A new report from the Catholic group, Aid to the Church in Need, has documented the dramatic decline of Christian communities in a number of countries in recent years. This report, entitled Persecuted and Forgotten? A report on Christians oppressed for their Faith 2013-2015, has found that if current trends continue, Christian survival in parts of Africa and the Middle East is threatened. The well-founded fear of genocide has resulted in an exodus of Christians from those areas of the world where Islamist groups are carrying out “religiously-motivated ethnic cleansing of Christians”. Iraq is predicted to be Christian-free within five years, while Syria has seen a mass-fleeing of its Christian communities. As the Guardian reports, up to 120,000 Christians fled Mosul and Ninevah in Iraq after Islamic State took over these cities in 2014. The principal findings of the report further note that:

“…increasing pressures on the faithful in Saudi Arabia and Iran mean that the Church is being silenced and driven out of its ancient biblical heartland.”

Further afield than the birthplace of Christianity, militant Islamist groups in Nigeria, Sudan, Kenya and Tanzania are threatening the Christian presence in parts of Africa. According to the Guardian, 100,000 had left the Nigerian diocese of Maiduguri by May 2015 due to attacks by Boko Haram. And it is not just Islamist groups that are targeting Christians:

“Christians have been targeted by nationalist religious movements – Muslim, Hindu, Jewish and Buddhist – many of which increasingly see Christianity as a foreign ‘colonial’ import, worthy of suspicion as a result of its perceived links with the West which is seen as corrupt and exploitative… Totalitarian regimes, including China, have put increasing pressures on Christianity which is perceived as a threat not least because of growing ‘underground’ support.”

Over the past two years the report concludes that the situation facing Christians has worsened in 15 of the 19 countries reviewed. Since its last report, Aid to the Church in Need claims that the number of countries in which Christians suffered “extreme persecution” had risen from six to 10. China, Eritrea, North Korea, Pakistan, Saudi Arabia and Vietnam were joined by Iraq, Syria, Sudan and Nigeria. The Guardian again:

“[The report] says that Christians are the most persecuted faith group in the world, citing the Frankfurt-based International Society for Human Rights 2012 report, which estimated that 80% of all acts of religious discrimination were against Christians. The Centre for the Study of Global Christianity in the US estimates that 100,000 Christians die every year, although some question the legitimacy of this figure.”

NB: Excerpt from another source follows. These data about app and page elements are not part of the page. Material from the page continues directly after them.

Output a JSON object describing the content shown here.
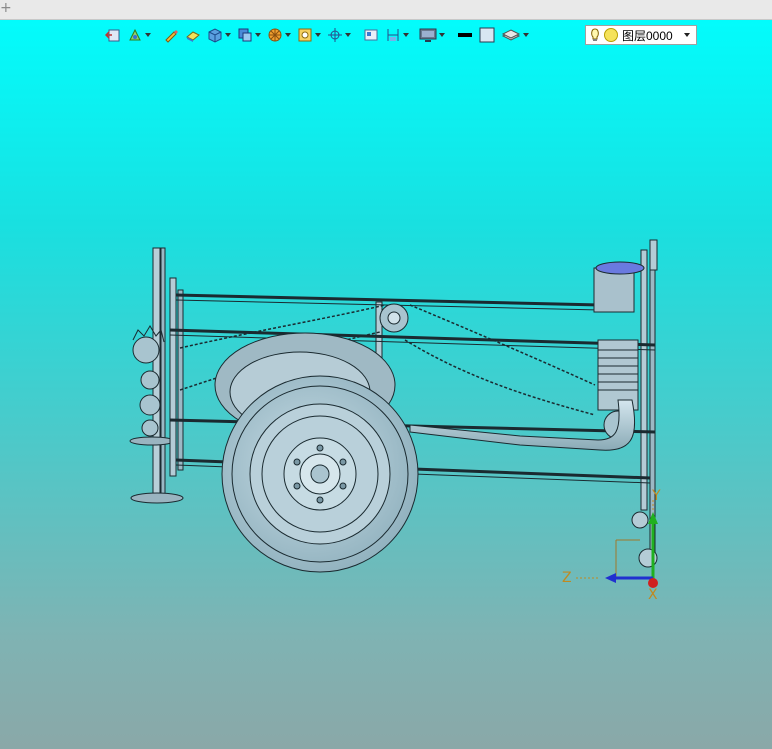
{
  "layer_selector": {
    "value": "图层0000"
  },
  "axes": {
    "y": "Y",
    "z": "Z",
    "x": "X"
  }
}
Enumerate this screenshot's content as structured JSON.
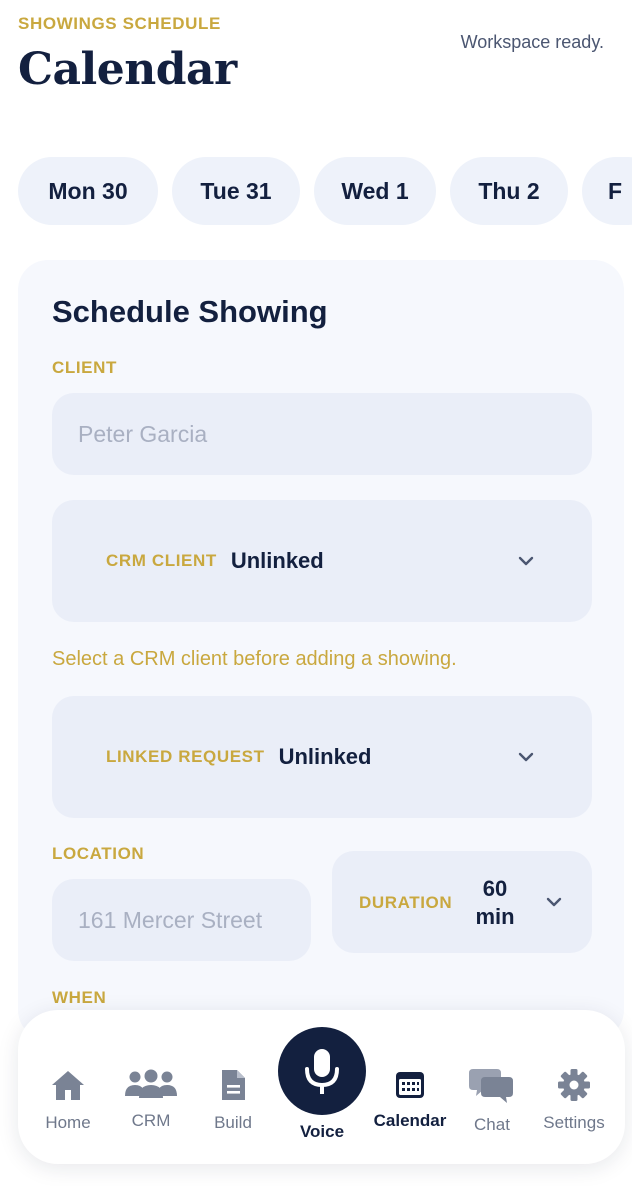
{
  "header": {
    "eyebrow": "SHOWINGS SCHEDULE",
    "title": "Calendar",
    "status": "Workspace ready."
  },
  "days": [
    "Mon 30",
    "Tue 31",
    "Wed 1",
    "Thu 2",
    "F"
  ],
  "form": {
    "title": "Schedule Showing",
    "client_label": "CLIENT",
    "client_placeholder": "Peter Garcia",
    "crm_client_label": "CRM CLIENT",
    "crm_client_value": "Unlinked",
    "crm_hint": "Select a CRM client before adding a showing.",
    "linked_request_label": "LINKED REQUEST",
    "linked_request_value": "Unlinked",
    "location_label": "LOCATION",
    "location_placeholder": "161 Mercer Street",
    "duration_label": "DURATION",
    "duration_value_num": "60",
    "duration_value_unit": "min",
    "when_label": "WHEN"
  },
  "tabs": [
    {
      "label": "Home",
      "icon": "home-icon"
    },
    {
      "label": "CRM",
      "icon": "people-icon"
    },
    {
      "label": "Build",
      "icon": "document-icon"
    },
    {
      "label": "Voice",
      "icon": "microphone-icon"
    },
    {
      "label": "Calendar",
      "icon": "calendar-icon"
    },
    {
      "label": "Chat",
      "icon": "chat-bubbles-icon"
    },
    {
      "label": "Settings",
      "icon": "gear-icon"
    }
  ],
  "colors": {
    "navy": "#13203f",
    "gold": "#c9a83f",
    "muted": "#6f788b",
    "field_bg": "#eaeef8"
  }
}
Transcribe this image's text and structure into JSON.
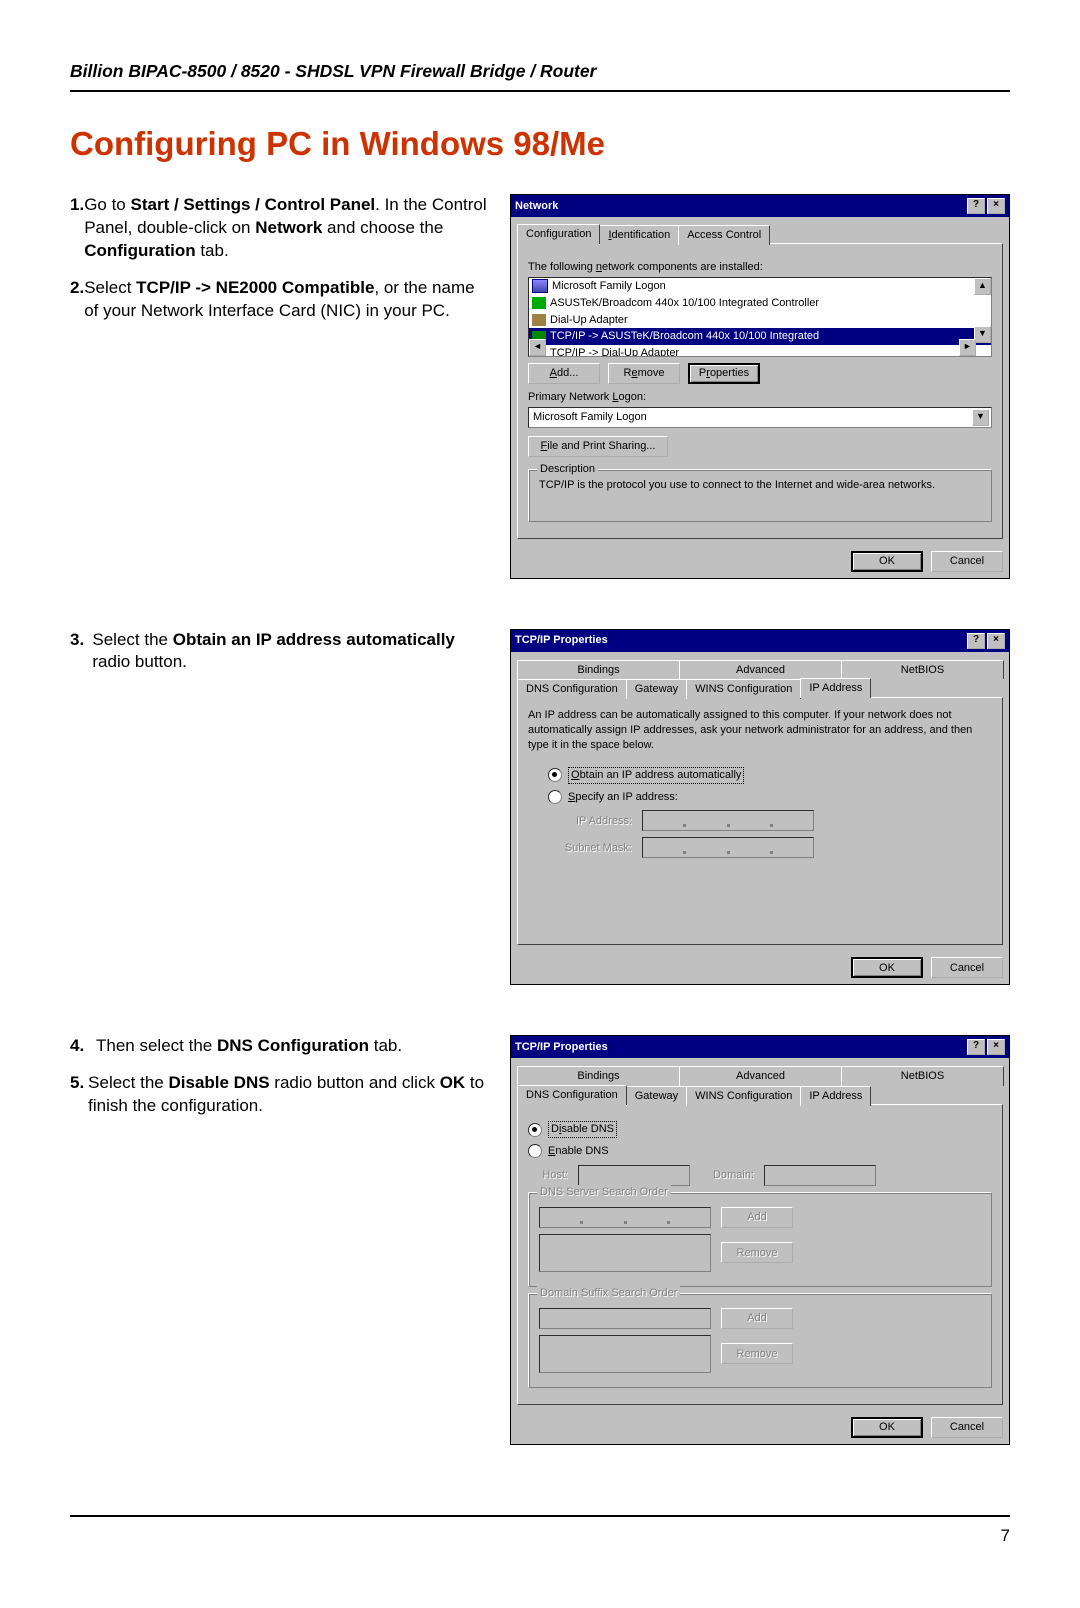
{
  "header": "Billion BIPAC-8500 / 8520 - SHDSL VPN Firewall Bridge / Router",
  "title": "Configuring PC in Windows 98/Me",
  "steps": {
    "s1a": "1.",
    "s1b": "Go to ",
    "s1c": "Start / Settings / Control Panel",
    "s1d": ". In the Control Panel, double-click on ",
    "s1e": "Network",
    "s1f": " and choose the ",
    "s1g": "Configuration",
    "s1h": " tab.",
    "s2a": "2.",
    "s2b": "Select ",
    "s2c": "TCP/IP -> NE2000 Compatible",
    "s2d": ", or the name of your Network Interface Card (NIC) in your PC.",
    "s3a": "3.",
    "s3b": "Select the ",
    "s3c": "Obtain an IP address automatically",
    "s3d": " radio button.",
    "s4a": "4.",
    "s4b": "Then select the ",
    "s4c": "DNS Configuration",
    "s4d": " tab.",
    "s5a": "5.",
    "s5b": "Select the ",
    "s5c": "Disable DNS",
    "s5d": " radio button and click ",
    "s5e": "OK",
    "s5f": " to finish the configuration."
  },
  "dlg1": {
    "title": "Network",
    "tab1": "Configuration",
    "tab2": "Identification",
    "tab3": "Access Control",
    "listlabel": "The following network components are installed:",
    "items": {
      "i0": "Microsoft Family Logon",
      "i1": "ASUSTeK/Broadcom 440x 10/100 Integrated Controller",
      "i2": "Dial-Up Adapter",
      "i3": "TCP/IP -> ASUSTeK/Broadcom 440x 10/100 Integrated",
      "i4": "TCP/IP -> Dial-Up Adapter"
    },
    "add": "Add...",
    "remove": "Remove",
    "properties": "Properties",
    "pnl_label": "Primary Network Logon:",
    "pnl_value": "Microsoft Family Logon",
    "fileshare": "File and Print Sharing...",
    "desc_legend": "Description",
    "desc_text": "TCP/IP is the protocol you use to connect to the Internet and wide-area networks.",
    "ok": "OK",
    "cancel": "Cancel"
  },
  "dlg2": {
    "title": "TCP/IP Properties",
    "tabs": {
      "t1": "Bindings",
      "t2": "Advanced",
      "t3": "NetBIOS",
      "t4": "DNS Configuration",
      "t5": "Gateway",
      "t6": "WINS Configuration",
      "t7": "IP Address"
    },
    "blurb": "An IP address can be automatically assigned to this computer. If your network does not automatically assign IP addresses, ask your network administrator for an address, and then type it in the space below.",
    "r1": "Obtain an IP address automatically",
    "r2": "Specify an IP address:",
    "ip_label": "IP Address:",
    "mask_label": "Subnet Mask:",
    "ok": "OK",
    "cancel": "Cancel"
  },
  "dlg3": {
    "title": "TCP/IP Properties",
    "r1": "Disable DNS",
    "r2": "Enable DNS",
    "host": "Host:",
    "domain": "Domain:",
    "dns_order": "DNS Server Search Order",
    "suffix_order": "Domain Suffix Search Order",
    "add": "Add",
    "remove": "Remove",
    "ok": "OK",
    "cancel": "Cancel"
  },
  "page_number": "7"
}
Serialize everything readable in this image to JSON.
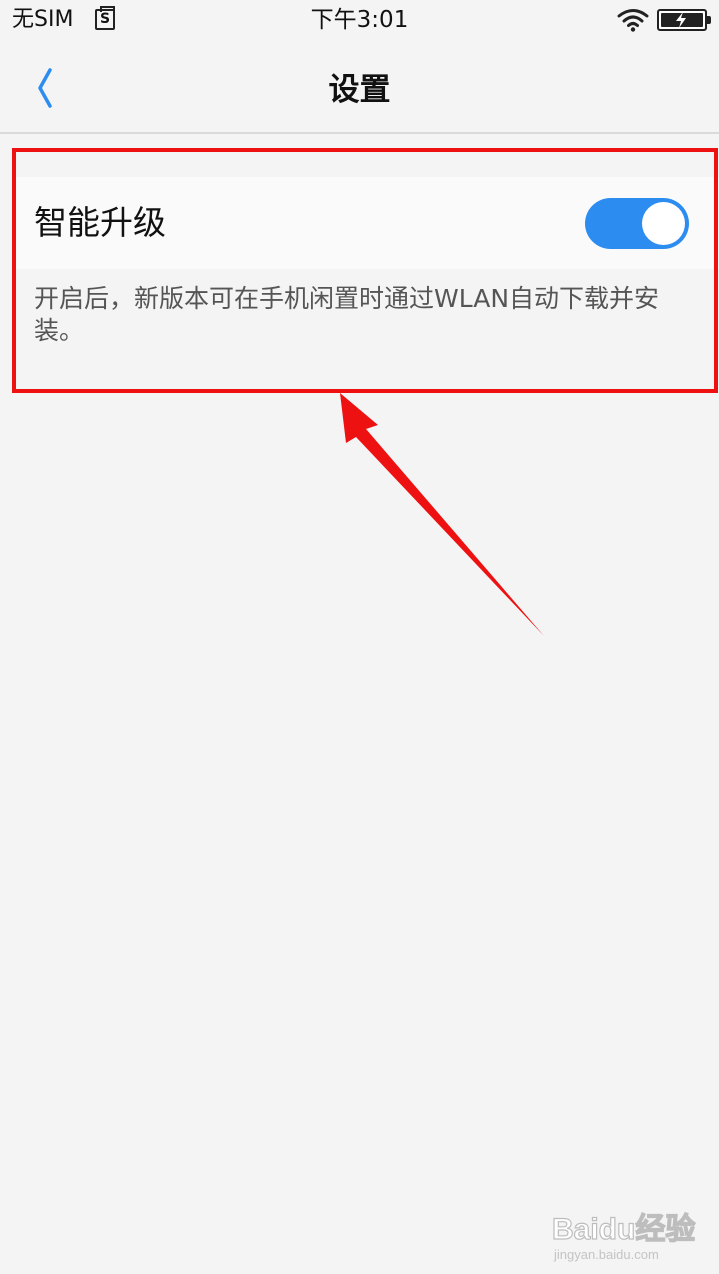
{
  "status_bar": {
    "carrier": "无SIM",
    "sim_icon_letter": "S",
    "time": "下午3:01"
  },
  "nav": {
    "title": "设置"
  },
  "setting": {
    "label": "智能升级",
    "enabled": true,
    "description": "开启后，新版本可在手机闲置时通过WLAN自动下载并安装。"
  },
  "watermark": {
    "brand": "Baidu经验",
    "url": "jingyan.baidu.com"
  },
  "colors": {
    "accent": "#2d8cf0",
    "annotation": "#ee1111",
    "background": "#f4f4f4"
  }
}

Whatever the true number of martyrs, the situation in many countries is becoming increasingly intolerable for Christians. The authors of the report lament that the worsening situations raises the danger of Christianity ceasing to be a truly global faith and changing to a regional one with large areas of the globe becoming free of Christians.

If Tertullian was correct that the blood of the martyrs is the seed of the church then there are an awfully large number of seeds being planted around the world today. 

Marcus Roberts is a Senior Researcher at the Maxim Institute in Auckland, New Zealand, and was co-editor of the former MercatorNet blog, Demography is Destiny. Marcus has a background in the law, both...